Several studies have used ergometers that fixed the front wheel to the ergometer (2,5,9,13). However, one of the design features of the ergometer that enhanced the validity of our study was that the front of the wheelchair was not attached to the ergometer, allowing tipping of the chair. This is important because in track racing conditions, when an athlete applies a propulsive force to the push rim, a backward reactive rotational moment will cause the front wheel to lift and the wheelchair to tip backward. Athletes counteract this moment by shifting the center of gravity forward and downward with increased trunk flexion. This position allows athletes to maximize the amount of force they can apply to the push rim without tipping over; however, the vast majority of elite-level athletes are able to apply considerably more force to the push rim than they are able to counteract through positioning. Wheelchair ergometers obliging the wheelchairs to be attached to the front will not allow tipping, meaning that athletes can apply maximum force to the push rim, altering the kinetics and, potentially, the kinematics of the movement compared with the movement they would perform when racing.
This study is conceptually important because it is the first to make a significant contribution toward the development of evidence-based classification methods in Paralympic sport. In our sample, diminished abdominal strength had no effect on the athletes’ capacity to accelerate the wheelchair from standstill. Therefore, for track athletics, our results indicate that although there is a range of trunk impairment within the class, the effect of this impairment of performance is minimal. These results provide evidence that the current practice of grouping athletes with some trunk function in the same class as FT is valid. The study does not address the question of whether classes T53 and T54 should be combined, and the results cannot be interpreted to provide any indication. It is possible that in road racing, particularly those races where athletes have to do a lot of hill climbing, the effect of trunk impairment on performance may be greater than it is on track, and this issue requires further investigation.

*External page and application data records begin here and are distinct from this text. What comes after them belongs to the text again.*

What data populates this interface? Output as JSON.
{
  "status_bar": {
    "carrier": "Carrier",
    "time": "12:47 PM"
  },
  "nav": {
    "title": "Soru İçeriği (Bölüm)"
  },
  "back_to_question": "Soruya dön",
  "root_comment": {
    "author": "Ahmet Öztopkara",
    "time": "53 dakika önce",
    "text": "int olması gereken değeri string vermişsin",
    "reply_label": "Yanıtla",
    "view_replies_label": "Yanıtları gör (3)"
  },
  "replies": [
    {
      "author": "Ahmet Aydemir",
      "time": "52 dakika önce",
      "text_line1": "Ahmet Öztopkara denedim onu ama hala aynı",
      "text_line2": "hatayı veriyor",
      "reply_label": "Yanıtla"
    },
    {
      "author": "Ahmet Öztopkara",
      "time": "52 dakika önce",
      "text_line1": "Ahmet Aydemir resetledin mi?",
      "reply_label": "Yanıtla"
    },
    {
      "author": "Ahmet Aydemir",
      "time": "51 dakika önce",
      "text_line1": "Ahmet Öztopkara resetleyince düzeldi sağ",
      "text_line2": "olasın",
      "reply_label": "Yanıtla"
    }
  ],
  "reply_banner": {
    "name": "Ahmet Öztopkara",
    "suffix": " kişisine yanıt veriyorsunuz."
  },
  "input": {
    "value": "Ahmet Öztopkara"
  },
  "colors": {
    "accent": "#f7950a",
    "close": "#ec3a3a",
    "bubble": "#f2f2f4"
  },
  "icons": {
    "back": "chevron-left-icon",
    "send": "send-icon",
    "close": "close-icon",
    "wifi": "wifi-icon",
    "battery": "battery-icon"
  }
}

This research was supported by the Australian Research Council (grant LP0882187), the IPC, the Australian Sports Commission, and the Australian Paralympic Committee. S.M.T.’s work was supported by the Motor Accident Insurance Commission, Australia.
The authors thank the following people for their expertise and hard work in collection of these data: Dr. Vicky Tolfrey, Professor Thomas Janssen, Dr. John Bourke, Professor Brendan Burkett, Dr. Laurie Malone, Mr. John Lenton, Ms. Ciata Cooper, Ms. Anna Mickenbecker, Ms. Jemima Spathis, Ms. Sissy Taufika, Mr. Elliot Dolan-Evans, and Mr. Sven Blomqvist.
The authors have no conflicts of interest.
The results of the present study do not constitute endorsement by the American College of Sports Medicine.